Eternal Warrior #1

by kanchilr1 on September 11, 2013

The Team

Writer Greg Pak Artist Trevor Hairsine


After recently speaking with a jaded of fan of Valiant, it seemed clear that The Eternal Warrior is going to be a tough sell for most. Thankfully, the publisher has been taking some time to introduce an ongoing title for the character. The use of him in the recently X-0 Manowar issue, showed me how the character could have legs in a different sort of context. If anyone besides writer of the aforementioned title Robert Venditti could make the character interesting, it is the actual scribe of the title known as Greg Pak. Pak has been taking some of the dull and forced ideas in the DC villain’s month issues, and making them look like they were essential to the mythos of the characters. Obviously, this is the type of writer who could perfectly capture the troubled character. Does Pak deliver? Does the strange art of Trevor Hairsine hold him back?

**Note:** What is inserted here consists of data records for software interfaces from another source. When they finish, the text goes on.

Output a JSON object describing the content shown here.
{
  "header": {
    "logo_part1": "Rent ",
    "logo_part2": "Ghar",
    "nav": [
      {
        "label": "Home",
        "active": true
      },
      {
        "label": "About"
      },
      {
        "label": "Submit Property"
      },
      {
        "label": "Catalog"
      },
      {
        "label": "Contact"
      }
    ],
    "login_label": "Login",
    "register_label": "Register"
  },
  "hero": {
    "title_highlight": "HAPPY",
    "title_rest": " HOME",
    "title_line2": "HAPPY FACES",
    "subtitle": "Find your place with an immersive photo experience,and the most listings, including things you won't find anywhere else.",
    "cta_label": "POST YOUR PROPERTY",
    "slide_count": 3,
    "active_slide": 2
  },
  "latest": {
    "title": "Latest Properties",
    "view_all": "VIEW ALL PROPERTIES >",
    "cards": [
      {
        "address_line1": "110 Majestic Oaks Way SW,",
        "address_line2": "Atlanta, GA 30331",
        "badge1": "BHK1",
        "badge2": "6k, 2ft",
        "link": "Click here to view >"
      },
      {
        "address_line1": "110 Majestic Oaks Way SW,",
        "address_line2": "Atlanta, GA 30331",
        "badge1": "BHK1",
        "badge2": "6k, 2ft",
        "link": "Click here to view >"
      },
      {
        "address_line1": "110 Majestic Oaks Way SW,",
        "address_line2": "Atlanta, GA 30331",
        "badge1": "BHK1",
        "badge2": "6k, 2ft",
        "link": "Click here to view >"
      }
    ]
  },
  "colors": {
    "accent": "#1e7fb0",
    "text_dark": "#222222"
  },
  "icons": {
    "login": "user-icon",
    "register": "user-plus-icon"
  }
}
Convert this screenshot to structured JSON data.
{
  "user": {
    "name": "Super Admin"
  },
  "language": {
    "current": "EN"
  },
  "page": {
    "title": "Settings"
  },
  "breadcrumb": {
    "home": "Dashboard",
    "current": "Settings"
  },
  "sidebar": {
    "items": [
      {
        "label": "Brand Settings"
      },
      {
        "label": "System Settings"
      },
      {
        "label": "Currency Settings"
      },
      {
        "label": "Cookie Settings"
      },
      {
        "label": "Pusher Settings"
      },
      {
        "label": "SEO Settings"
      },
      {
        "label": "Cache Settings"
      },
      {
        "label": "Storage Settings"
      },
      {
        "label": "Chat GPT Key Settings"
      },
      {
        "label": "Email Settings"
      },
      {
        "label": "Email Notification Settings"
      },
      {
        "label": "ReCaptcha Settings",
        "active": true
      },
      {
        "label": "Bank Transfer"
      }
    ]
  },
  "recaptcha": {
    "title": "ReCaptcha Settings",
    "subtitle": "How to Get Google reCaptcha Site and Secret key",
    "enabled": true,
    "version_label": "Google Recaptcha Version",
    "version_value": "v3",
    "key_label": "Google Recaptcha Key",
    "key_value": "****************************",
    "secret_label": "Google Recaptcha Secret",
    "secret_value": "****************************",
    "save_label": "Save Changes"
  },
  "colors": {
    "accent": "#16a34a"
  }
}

It is great to see Pak take the route toward the character introduced by Venditti. It is also refreshing to have a solo action title with a character is indeed noble. The Eternal Warrior is definitely a flawed individual, but readers are clued into his wisdom through some interesting voice over delivered with restraint. Giving the main character a specific new trait also opens him up to a world of possibilities, as well as making him easier to identify with as a reader. In fact the biggest complaint about this issue that I have, is it left me wanting more. In a medium of entertainment that is as serialized as this one, that is actually quite a compliment. A slight amount of context is given to the character in this issue, along with a slightly tragic backstory that unveils a hidden facet to the brute.


Trevor Hairsine is a troubled staple in the Valiant staple of artists. His loose style can make an entire comic book come to a grinding halt in the storytelling. In the preview pages of this title a different side of the artist was shown, Hairsine showed a cleaner method to his brand of art. While by no means is he my favorite artist in the medium, there are definite signs of growth here from the penciller. Some moments are look much better than others, but on the whole this is the best I have seen from the artist. It seems that when the main character or people are drawn in frame the art seems better. There is also a fun splash page featuring some awesome looking Elephants. The scenes indoors towards a wooden house feature some really great visuals that are very clean. The last page is crisp and shows more potential for the art of Hairsine to get even better,

This issue is put together in a fascinating manner by Hairsine and Pak that makes readers hungry for more content. As mentioned before in the review, this is not going to be an easy purchase for most people. Those seeking something different, in the form of a savage who actually thinks about his actions should examine this title.

Our Score:


A Look Inside